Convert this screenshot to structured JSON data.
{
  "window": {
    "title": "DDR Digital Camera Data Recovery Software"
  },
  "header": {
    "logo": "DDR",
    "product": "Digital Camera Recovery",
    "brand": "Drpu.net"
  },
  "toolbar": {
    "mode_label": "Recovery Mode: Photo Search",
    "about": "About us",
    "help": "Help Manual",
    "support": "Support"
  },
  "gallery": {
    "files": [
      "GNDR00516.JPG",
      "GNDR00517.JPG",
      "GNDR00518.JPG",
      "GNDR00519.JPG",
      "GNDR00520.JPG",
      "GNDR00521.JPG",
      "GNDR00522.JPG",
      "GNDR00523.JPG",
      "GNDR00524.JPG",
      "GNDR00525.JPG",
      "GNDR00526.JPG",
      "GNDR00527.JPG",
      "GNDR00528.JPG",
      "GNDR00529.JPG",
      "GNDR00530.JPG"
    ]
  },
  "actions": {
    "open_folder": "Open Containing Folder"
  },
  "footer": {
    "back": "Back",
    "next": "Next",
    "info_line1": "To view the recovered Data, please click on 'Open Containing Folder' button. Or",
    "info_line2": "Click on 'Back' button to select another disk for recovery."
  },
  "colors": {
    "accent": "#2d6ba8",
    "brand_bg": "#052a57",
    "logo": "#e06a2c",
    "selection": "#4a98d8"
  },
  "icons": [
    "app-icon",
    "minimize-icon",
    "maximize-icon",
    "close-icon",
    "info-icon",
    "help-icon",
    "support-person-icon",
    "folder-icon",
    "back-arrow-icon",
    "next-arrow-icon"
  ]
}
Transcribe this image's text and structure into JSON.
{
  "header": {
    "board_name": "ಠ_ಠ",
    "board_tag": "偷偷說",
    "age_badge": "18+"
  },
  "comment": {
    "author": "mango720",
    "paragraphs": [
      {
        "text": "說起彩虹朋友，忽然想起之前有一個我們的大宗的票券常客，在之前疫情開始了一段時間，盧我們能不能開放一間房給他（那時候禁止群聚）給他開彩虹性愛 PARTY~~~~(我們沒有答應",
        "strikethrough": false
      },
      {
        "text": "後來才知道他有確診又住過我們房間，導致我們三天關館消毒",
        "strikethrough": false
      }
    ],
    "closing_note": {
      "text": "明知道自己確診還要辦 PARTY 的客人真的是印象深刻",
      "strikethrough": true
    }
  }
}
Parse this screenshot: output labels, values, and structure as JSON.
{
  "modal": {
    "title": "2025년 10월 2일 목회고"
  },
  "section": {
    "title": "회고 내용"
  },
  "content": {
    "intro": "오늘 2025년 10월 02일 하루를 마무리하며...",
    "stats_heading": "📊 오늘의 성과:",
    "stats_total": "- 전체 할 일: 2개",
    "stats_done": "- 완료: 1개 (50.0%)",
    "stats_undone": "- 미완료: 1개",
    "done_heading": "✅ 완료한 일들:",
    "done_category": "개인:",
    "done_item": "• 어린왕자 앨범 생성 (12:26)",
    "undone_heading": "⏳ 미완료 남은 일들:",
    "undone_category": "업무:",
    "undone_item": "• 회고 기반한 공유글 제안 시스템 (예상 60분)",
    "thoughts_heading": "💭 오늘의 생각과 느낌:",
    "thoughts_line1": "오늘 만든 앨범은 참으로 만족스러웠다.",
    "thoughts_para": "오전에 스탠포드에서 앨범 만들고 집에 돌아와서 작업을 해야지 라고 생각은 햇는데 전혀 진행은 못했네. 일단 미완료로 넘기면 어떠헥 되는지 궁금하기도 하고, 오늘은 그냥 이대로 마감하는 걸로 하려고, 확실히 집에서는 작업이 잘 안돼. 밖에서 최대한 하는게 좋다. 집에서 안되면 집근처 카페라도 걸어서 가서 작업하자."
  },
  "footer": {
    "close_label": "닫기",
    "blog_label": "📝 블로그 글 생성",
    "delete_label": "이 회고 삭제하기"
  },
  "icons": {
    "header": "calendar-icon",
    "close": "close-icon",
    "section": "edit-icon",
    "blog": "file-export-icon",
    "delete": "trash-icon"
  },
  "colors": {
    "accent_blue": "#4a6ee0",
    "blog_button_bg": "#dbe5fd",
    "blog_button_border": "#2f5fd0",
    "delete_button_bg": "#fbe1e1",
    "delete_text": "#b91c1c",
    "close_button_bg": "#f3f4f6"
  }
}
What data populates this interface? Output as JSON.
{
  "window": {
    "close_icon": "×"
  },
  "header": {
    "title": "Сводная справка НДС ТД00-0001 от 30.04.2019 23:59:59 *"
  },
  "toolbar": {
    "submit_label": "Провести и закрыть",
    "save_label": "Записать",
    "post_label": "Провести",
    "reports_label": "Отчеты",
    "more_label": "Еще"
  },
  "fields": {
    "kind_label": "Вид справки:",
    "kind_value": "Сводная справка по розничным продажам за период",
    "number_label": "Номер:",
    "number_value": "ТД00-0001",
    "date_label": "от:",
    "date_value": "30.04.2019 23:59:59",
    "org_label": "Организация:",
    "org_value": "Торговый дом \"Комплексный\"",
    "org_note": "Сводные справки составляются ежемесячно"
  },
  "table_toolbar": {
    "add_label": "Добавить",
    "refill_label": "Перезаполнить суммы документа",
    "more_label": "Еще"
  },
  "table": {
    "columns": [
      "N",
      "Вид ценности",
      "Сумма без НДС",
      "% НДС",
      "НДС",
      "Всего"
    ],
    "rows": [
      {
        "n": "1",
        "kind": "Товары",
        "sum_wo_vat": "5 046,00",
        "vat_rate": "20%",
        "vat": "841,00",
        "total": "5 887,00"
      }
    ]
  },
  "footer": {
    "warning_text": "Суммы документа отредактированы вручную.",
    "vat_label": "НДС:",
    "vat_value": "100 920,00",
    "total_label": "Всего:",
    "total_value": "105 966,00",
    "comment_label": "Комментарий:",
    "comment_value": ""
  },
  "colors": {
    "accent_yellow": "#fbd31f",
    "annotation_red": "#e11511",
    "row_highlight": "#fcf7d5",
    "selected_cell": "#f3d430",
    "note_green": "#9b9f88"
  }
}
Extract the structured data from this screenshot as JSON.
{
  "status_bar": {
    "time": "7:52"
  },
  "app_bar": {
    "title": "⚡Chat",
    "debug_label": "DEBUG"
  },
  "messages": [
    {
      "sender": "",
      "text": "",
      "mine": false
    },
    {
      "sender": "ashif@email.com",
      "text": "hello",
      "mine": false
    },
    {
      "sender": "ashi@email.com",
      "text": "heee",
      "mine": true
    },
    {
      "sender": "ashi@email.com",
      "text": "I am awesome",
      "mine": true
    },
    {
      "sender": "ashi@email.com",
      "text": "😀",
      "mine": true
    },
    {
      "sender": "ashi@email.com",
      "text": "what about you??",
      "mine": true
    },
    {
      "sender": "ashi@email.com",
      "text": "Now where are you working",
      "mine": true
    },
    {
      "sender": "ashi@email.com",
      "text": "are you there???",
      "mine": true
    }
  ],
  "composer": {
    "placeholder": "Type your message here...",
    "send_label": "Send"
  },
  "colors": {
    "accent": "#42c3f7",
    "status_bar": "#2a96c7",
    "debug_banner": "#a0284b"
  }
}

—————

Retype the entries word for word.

Convert this screenshot to structured JSON data.
{
  "window": {
    "title": "DDR Digital Camera Data Recovery Software"
  },
  "header": {
    "logo": "DDR",
    "product": "Digital Camera Recovery",
    "brand": "Drpu.net"
  },
  "toolbar": {
    "mode_label": "Recovery Mode: Photo Search",
    "about": "About us",
    "help": "Help Manual",
    "support": "Support"
  },
  "gallery": {
    "files": [
      "GNDR00516.JPG",
      "GNDR00517.JPG",
      "GNDR00518.JPG",
      "GNDR00519.JPG",
      "GNDR00520.JPG",
      "GNDR00521.JPG",
      "GNDR00522.JPG",
      "GNDR00523.JPG",
      "GNDR00524.JPG",
      "GNDR00525.JPG",
      "GNDR00526.JPG",
      "GNDR00527.JPG",
      "GNDR00528.JPG",
      "GNDR00529.JPG",
      "GNDR00530.JPG"
    ]
  },
  "actions": {
    "open_folder": "Open Containing Folder"
  },
  "footer": {
    "back": "Back",
    "next": "Next",
    "info_line1": "To view the recovered Data, please click on 'Open Containing Folder' button. Or",
    "info_line2": "Click on 'Back' button to select another disk for recovery."
  },
  "colors": {
    "accent": "#2d6ba8",
    "brand_bg": "#052a57",
    "logo": "#e06a2c",
    "selection": "#4a98d8"
  },
  "icons": [
    "app-icon",
    "minimize-icon",
    "maximize-icon",
    "close-icon",
    "info-icon",
    "help-icon",
    "support-person-icon",
    "folder-icon",
    "back-arrow-icon",
    "next-arrow-icon"
  ]
}
Transcribe this image's text and structure into JSON.
{
  "header": {
    "board_name": "ಠ_ಠ",
    "board_tag": "偷偷說",
    "age_badge": "18+"
  },
  "comment": {
    "author": "mango720",
    "paragraphs": [
      {
        "text": "說起彩虹朋友，忽然想起之前有一個我們的大宗的票券常客，在之前疫情開始了一段時間，盧我們能不能開放一間房給他（那時候禁止群聚）給他開彩虹性愛 PARTY~~~~(我們沒有答應",
        "strikethrough": false
      },
      {
        "text": "後來才知道他有確診又住過我們房間，導致我們三天關館消毒",
        "strikethrough": false
      }
    ],
    "closing_note": {
      "text": "明知道自己確診還要辦 PARTY 的客人真的是印象深刻",
      "strikethrough": true
    }
  }
}
Parse this screenshot: output labels, values, and structure as JSON.
{
  "modal": {
    "title": "2025년 10월 2일 목회고"
  },
  "section": {
    "title": "회고 내용"
  },
  "content": {
    "intro": "오늘 2025년 10월 02일 하루를 마무리하며...",
    "stats_heading": "📊 오늘의 성과:",
    "stats_total": "- 전체 할 일: 2개",
    "stats_done": "- 완료: 1개 (50.0%)",
    "stats_undone": "- 미완료: 1개",
    "done_heading": "✅ 완료한 일들:",
    "done_category": "개인:",
    "done_item": "• 어린왕자 앨범 생성 (12:26)",
    "undone_heading": "⏳ 미완료 남은 일들:",
    "undone_category": "업무:",
    "undone_item": "• 회고 기반한 공유글 제안 시스템 (예상 60분)",
    "thoughts_heading": "💭 오늘의 생각과 느낌:",
    "thoughts_line1": "오늘 만든 앨범은 참으로 만족스러웠다.",
    "thoughts_para": "오전에 스탠포드에서 앨범 만들고 집에 돌아와서 작업을 해야지 라고 생각은 햇는데 전혀 진행은 못했네. 일단 미완료로 넘기면 어떠헥 되는지 궁금하기도 하고, 오늘은 그냥 이대로 마감하는 걸로 하려고, 확실히 집에서는 작업이 잘 안돼. 밖에서 최대한 하는게 좋다. 집에서 안되면 집근처 카페라도 걸어서 가서 작업하자."
  },
  "footer": {
    "close_label": "닫기",
    "blog_label": "📝 블로그 글 생성",
    "delete_label": "이 회고 삭제하기"
  },
  "icons": {
    "header": "calendar-icon",
    "close": "close-icon",
    "section": "edit-icon",
    "blog": "file-export-icon",
    "delete": "trash-icon"
  },
  "colors": {
    "accent_blue": "#4a6ee0",
    "blog_button_bg": "#dbe5fd",
    "blog_button_border": "#2f5fd0",
    "delete_button_bg": "#fbe1e1",
    "delete_text": "#b91c1c",
    "close_button_bg": "#f3f4f6"
  }
}
What data populates this interface? Output as JSON.
{
  "window": {
    "close_icon": "×"
  },
  "header": {
    "title": "Сводная справка НДС ТД00-0001 от 30.04.2019 23:59:59 *"
  },
  "toolbar": {
    "submit_label": "Провести и закрыть",
    "save_label": "Записать",
    "post_label": "Провести",
    "reports_label": "Отчеты",
    "more_label": "Еще"
  },
  "fields": {
    "kind_label": "Вид справки:",
    "kind_value": "Сводная справка по розничным продажам за период",
    "number_label": "Номер:",
    "number_value": "ТД00-0001",
    "date_label": "от:",
    "date_value": "30.04.2019 23:59:59",
    "org_label": "Организация:",
    "org_value": "Торговый дом \"Комплексный\"",
    "org_note": "Сводные справки составляются ежемесячно"
  },
  "table_toolbar": {
    "add_label": "Добавить",
    "refill_label": "Перезаполнить суммы документа",
    "more_label": "Еще"
  },
  "table": {
    "columns": [
      "N",
      "Вид ценности",
      "Сумма без НДС",
      "% НДС",
      "НДС",
      "Всего"
    ],
    "rows": [
      {
        "n": "1",
        "kind": "Товары",
        "sum_wo_vat": "5 046,00",
        "vat_rate": "20%",
        "vat": "841,00",
        "total": "5 887,00"
      }
    ]
  },
  "footer": {
    "warning_text": "Суммы документа отредактированы вручную.",
    "vat_label": "НДС:",
    "vat_value": "100 920,00",
    "total_label": "Всего:",
    "total_value": "105 966,00",
    "comment_label": "Комментарий:",
    "comment_value": ""
  },
  "colors": {
    "accent_yellow": "#fbd31f",
    "annotation_red": "#e11511",
    "row_highlight": "#fcf7d5",
    "selected_cell": "#f3d430",
    "note_green": "#9b9f88"
  }
}
Extract the structured data from this screenshot as JSON.
{
  "status_bar": {
    "time": "7:52"
  },
  "app_bar": {
    "title": "⚡Chat",
    "debug_label": "DEBUG"
  },
  "messages": [
    {
      "sender": "",
      "text": "",
      "mine": false
    },
    {
      "sender": "ashif@email.com",
      "text": "hello",
      "mine": false
    },
    {
      "sender": "ashi@email.com",
      "text": "heee",
      "mine": true
    },
    {
      "sender": "ashi@email.com",
      "text": "I am awesome",
      "mine": true
    },
    {
      "sender": "ashi@email.com",
      "text": "😀",
      "mine": true
    },
    {
      "sender": "ashi@email.com",
      "text": "what about you??",
      "mine": true
    },
    {
      "sender": "ashi@email.com",
      "text": "Now where are you working",
      "mine": true
    },
    {
      "sender": "ashi@email.com",
      "text": "are you there???",
      "mine": true
    }
  ],
  "composer": {
    "placeholder": "Type your message here...",
    "send_label": "Send"
  },
  "colors": {
    "accent": "#42c3f7",
    "status_bar": "#2a96c7",
    "debug_banner": "#a0284b"
  }
}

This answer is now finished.